- YOUR OBJECTIVE: Check each line of the listing for the word "description" and report how many lines contain it, giving nothing but the number.

- DATA RECORDS:
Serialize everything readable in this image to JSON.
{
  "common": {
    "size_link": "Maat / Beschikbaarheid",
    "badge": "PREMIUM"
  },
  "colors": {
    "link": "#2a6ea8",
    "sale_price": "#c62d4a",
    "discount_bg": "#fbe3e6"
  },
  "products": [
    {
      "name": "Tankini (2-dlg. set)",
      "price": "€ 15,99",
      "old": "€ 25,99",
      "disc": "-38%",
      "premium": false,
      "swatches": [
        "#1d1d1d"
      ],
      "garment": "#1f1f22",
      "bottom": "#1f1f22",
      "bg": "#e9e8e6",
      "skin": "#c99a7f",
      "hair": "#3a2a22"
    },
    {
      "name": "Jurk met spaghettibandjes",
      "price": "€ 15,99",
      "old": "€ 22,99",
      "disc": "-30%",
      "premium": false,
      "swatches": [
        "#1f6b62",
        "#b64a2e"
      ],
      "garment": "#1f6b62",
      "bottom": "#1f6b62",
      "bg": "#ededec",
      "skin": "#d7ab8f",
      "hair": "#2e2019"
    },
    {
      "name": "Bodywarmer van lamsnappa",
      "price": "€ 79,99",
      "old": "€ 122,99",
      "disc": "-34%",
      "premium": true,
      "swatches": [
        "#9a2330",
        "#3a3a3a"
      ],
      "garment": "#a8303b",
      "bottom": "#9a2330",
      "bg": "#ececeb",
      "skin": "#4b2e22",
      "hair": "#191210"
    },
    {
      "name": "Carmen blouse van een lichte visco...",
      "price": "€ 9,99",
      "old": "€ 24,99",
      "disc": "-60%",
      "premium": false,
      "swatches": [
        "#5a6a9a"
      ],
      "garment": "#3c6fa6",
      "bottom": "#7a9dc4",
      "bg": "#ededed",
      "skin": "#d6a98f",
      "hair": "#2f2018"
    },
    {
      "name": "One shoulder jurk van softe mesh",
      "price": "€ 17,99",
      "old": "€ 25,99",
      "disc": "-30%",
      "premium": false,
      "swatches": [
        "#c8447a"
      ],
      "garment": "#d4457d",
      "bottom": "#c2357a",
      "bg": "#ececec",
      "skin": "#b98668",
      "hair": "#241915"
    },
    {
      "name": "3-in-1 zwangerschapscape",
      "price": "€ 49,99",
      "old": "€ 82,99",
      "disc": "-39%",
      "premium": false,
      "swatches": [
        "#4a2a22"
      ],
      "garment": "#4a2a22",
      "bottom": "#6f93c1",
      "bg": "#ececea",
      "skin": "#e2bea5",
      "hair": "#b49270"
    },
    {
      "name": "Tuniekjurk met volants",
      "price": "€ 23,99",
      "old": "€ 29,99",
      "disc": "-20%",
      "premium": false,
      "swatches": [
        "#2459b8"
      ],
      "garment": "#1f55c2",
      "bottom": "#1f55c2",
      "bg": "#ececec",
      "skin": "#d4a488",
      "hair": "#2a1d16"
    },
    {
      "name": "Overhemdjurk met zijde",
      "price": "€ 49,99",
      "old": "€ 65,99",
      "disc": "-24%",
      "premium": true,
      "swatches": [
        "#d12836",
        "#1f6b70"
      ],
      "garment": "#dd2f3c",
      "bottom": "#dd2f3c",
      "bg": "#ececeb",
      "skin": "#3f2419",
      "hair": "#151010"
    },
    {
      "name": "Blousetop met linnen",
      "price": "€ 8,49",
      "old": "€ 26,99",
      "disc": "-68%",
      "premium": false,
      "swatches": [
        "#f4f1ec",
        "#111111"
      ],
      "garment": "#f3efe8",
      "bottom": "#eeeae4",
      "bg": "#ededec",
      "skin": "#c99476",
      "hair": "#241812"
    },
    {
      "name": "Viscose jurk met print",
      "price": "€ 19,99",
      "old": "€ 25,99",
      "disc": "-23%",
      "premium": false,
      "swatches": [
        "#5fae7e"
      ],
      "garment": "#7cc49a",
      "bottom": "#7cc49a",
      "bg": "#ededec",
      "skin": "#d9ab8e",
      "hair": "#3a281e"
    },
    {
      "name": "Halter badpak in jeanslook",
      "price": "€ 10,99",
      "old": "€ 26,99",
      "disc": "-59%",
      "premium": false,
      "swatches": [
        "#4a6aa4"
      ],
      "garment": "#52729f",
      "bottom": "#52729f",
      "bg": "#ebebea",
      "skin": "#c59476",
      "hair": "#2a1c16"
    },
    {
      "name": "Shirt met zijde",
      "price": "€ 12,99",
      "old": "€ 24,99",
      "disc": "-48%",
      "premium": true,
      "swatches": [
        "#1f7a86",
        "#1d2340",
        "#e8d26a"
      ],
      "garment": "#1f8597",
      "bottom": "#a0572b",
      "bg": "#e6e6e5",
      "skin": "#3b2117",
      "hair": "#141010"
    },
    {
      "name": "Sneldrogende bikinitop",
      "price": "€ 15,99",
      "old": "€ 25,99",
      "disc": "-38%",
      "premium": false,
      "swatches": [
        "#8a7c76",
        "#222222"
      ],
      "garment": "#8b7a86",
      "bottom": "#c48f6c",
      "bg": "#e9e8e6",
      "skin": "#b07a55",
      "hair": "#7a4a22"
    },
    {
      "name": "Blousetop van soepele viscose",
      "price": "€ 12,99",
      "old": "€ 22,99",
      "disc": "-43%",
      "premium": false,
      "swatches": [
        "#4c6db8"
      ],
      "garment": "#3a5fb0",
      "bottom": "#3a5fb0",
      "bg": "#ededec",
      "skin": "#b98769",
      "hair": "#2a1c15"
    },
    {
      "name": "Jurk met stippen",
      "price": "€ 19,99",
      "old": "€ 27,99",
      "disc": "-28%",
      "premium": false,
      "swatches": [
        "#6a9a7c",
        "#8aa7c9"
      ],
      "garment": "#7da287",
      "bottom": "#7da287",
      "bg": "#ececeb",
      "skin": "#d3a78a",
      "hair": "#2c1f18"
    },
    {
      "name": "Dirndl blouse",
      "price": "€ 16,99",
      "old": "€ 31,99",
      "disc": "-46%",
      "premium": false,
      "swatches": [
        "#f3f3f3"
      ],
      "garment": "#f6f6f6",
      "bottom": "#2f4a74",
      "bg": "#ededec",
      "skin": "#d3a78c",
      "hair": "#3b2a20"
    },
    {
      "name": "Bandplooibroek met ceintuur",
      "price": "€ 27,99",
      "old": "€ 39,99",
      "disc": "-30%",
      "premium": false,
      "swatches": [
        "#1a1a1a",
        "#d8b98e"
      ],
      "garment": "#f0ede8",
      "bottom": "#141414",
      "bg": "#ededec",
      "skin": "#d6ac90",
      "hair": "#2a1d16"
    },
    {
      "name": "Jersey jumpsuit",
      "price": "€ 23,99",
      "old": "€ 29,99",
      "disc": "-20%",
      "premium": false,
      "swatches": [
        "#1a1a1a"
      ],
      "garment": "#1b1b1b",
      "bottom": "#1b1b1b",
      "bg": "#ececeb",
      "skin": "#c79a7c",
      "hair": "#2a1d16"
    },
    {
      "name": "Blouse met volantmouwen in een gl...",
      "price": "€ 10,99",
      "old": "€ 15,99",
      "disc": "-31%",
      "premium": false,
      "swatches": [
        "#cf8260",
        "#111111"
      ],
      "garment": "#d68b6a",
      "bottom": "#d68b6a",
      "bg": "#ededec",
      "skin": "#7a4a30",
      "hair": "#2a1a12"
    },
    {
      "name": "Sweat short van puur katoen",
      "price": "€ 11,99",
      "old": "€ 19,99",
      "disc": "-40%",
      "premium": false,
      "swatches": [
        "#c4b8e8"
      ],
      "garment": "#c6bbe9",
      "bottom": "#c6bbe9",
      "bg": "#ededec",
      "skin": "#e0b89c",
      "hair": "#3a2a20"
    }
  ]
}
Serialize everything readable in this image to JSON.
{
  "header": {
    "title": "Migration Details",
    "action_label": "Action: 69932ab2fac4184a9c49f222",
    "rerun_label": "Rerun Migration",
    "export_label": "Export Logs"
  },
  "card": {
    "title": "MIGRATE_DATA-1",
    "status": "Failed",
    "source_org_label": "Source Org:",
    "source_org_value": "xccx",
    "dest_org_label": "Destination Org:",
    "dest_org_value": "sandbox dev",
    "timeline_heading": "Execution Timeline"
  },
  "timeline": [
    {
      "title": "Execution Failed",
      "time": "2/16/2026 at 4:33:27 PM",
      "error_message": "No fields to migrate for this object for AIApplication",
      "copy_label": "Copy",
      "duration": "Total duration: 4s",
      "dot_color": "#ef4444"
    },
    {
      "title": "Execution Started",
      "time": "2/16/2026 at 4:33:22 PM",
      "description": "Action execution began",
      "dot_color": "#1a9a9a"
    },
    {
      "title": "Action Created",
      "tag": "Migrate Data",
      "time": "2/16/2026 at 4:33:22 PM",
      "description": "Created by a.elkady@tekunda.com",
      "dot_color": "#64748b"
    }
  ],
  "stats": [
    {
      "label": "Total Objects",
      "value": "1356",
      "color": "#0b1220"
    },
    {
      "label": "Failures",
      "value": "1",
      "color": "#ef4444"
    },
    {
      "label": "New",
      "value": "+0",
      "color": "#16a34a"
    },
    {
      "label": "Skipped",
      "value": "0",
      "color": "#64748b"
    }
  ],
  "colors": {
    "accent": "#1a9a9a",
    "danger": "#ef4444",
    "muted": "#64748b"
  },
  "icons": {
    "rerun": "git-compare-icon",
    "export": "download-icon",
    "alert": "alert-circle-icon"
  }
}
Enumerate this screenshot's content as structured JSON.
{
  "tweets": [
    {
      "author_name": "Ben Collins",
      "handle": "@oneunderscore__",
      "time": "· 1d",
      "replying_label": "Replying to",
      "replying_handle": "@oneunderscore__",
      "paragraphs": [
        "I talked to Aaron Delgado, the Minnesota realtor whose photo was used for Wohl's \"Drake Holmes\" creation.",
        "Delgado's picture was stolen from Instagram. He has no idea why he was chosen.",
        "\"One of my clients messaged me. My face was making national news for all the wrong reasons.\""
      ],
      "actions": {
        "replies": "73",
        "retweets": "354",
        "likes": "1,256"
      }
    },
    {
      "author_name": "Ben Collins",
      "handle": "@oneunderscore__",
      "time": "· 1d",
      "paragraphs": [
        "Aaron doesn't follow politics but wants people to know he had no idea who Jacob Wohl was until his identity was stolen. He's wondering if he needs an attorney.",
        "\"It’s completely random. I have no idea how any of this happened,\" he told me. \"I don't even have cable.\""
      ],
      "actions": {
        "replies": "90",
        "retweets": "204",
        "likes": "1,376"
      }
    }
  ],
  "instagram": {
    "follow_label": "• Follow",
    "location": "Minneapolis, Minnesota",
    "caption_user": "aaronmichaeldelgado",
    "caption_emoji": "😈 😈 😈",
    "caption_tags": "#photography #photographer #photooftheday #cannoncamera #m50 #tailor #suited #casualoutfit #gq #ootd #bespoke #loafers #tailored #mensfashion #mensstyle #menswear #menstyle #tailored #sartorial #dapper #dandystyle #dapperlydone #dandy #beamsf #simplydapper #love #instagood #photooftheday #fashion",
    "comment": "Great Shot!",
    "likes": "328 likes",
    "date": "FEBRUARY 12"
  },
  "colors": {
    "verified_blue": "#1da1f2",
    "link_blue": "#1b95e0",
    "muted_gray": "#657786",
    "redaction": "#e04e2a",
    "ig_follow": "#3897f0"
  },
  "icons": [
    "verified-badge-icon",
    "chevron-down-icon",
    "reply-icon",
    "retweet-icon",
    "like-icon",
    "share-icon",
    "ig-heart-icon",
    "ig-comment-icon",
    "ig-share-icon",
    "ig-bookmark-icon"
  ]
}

- PROBLEM SOLUTION: 2